This weaning method works great for nursing babies and those drinking several bottles per night. The idea is to gradually reduce the amount of milk your baby drinks at night while still meeting their nutritional needs. You’ll have to increase their daily intake for this to work.
Weaning Breastfed Babies: If your baby drinks breast milk, whether that’s from a bottle or through nursing, start by reducing the time they feed. You can do this by removing your breast or the bottle earlier than usual and using a settling technique until they fall asleep. If your baby drinks for 10 minutes, reduce the time to 8 minutes for two or three nights. Continue dropping their feeding time by 2 minutes every two to three nights until they stop waking.
Although cluster feeding ends around six months, your little one may still have a few phases as they go through developmental changes when they’re older. Keep this in mind while you’re dropping night feedings.
Weaning Bottle Fed Babies: Bottle fed babies are a little simpler to wean. You can wean them from their night bottle by removing a bottle every other night. It’s easier to do this if your baby can self-soothe, so I suggest working on this first. When starting your child’s bedtime routine, rely on other methods of comfort, like a warm bath or reading a book. Don’t offer a bottle. Instead, wait for them to ask.
Night Weaning by Spacing Feedings
If you wake your little one to drink during the night, you can wean them from their bottle by allowing them to sleep a little longer. Implementing a similar method during the day will make nighttime transitions easier. For a mom who follows strict routines, this may sound crazy, but sometimes following cues is the best way to approach something.
Bottle feeding less during the day will teach your toddler to not rely on their bottle for nutrition as much. The CDC approves replacing formula with other dairy sources at around 12 months. They recommend gradually transitioning, and using the “no offer” method checks that box.
If you stop offering daytime bottles, your toddler will likely drink less and eat more whole foods to keep them fueled. You can try giving more milk when your baby wakes in the morning and skipping their afternoon bottle by offering a balanced meal complemented with in-between snacks.

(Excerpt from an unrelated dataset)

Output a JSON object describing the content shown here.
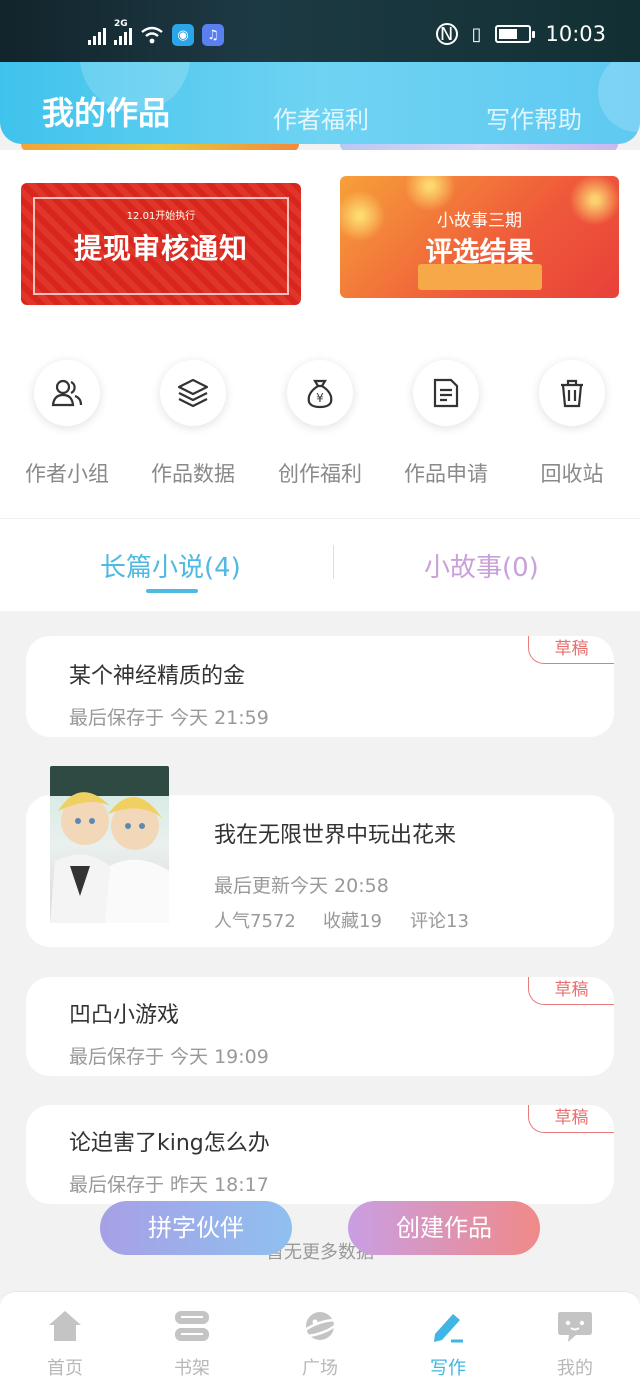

By the time your child falls asleep, they should be too full to empty a bottle. If you typically wake them for a feeding 4 hours after they fall asleep, see if you can stretch this time to 4 and a half or 5 hours. Slowly decrease the number of wakes you do each night and follow their cues.
Night Weaning by Replacing Bottles

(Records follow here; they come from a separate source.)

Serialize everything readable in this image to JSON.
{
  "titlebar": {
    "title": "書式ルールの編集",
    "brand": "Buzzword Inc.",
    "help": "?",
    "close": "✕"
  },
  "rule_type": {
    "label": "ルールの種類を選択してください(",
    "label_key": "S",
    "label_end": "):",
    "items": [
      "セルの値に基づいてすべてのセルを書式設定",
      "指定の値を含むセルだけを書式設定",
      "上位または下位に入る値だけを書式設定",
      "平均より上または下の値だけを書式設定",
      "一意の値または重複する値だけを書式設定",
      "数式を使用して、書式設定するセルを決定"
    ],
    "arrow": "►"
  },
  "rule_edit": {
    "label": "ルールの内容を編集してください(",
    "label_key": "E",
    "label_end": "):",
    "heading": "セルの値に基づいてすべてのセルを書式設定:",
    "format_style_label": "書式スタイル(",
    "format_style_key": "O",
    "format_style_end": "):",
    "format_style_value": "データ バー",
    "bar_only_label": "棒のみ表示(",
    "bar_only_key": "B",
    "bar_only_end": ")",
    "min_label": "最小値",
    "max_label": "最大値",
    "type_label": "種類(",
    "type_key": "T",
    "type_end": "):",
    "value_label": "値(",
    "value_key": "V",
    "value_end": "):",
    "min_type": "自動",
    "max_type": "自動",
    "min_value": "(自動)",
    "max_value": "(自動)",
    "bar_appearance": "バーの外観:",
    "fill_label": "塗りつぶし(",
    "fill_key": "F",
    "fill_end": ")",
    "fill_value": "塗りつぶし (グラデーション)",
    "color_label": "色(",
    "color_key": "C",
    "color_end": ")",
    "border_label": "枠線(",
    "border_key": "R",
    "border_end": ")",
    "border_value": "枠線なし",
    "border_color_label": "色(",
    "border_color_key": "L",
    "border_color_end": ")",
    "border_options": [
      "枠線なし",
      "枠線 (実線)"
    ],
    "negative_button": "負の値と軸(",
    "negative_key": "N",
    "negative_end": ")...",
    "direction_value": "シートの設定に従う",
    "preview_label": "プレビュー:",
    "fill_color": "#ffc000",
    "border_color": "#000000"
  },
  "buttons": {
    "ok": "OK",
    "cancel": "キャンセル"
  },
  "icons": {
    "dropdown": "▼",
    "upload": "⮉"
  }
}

Introducing regular cups during the day could help toddlers ditch their bedtime bottles. An attractive sippy cup will intrigue your child, and they may even give you the green light to throw bottles out without much work from your side. Parents who transition to regular cups during the day and use it at nap time have less trouble when removing night bottles.
Most babies are ready to use a sippy cup around 6 to 9 months. Using one early on will make it easier for toddlers to stop drinking from a bottle. If you plan on sleep training your baby, you could also leave bottles out of your routine from the start. Teaching your baby to go back to sleep by self-soothing will replace the need for a bottle.
Breaking the Nighttime Bottle Habit — Bit by Bit!
Weaning your little from their night bottle can seem daunting. Babies who rely on milk for comfort can take even more convincing than a child who uses their bedtime bottle as a sleep association. No amount of advice and tips can prepare you for the screams you may face!
Putting children to bed is a challenge on its own. If you’re like most parents, including a bottle in your bedtime routine might be what makes this easier. Although it can be hard, following advice from credible sources recommending that you ditch the bedtime bottle is wise. Your baby’s teeth and sleep quality will be better for it.
The information WonderBaby provides is not intended to be, and does not constitute, medical or other health advice or diagnosis and should not be used as such. Always consult with a qualified medical professional about your specific circumstances.
Feeding and Eating, Special Needs
Mastering self-care skills can be especially empowering for children with disabilities, helping them to gain independence and confidence.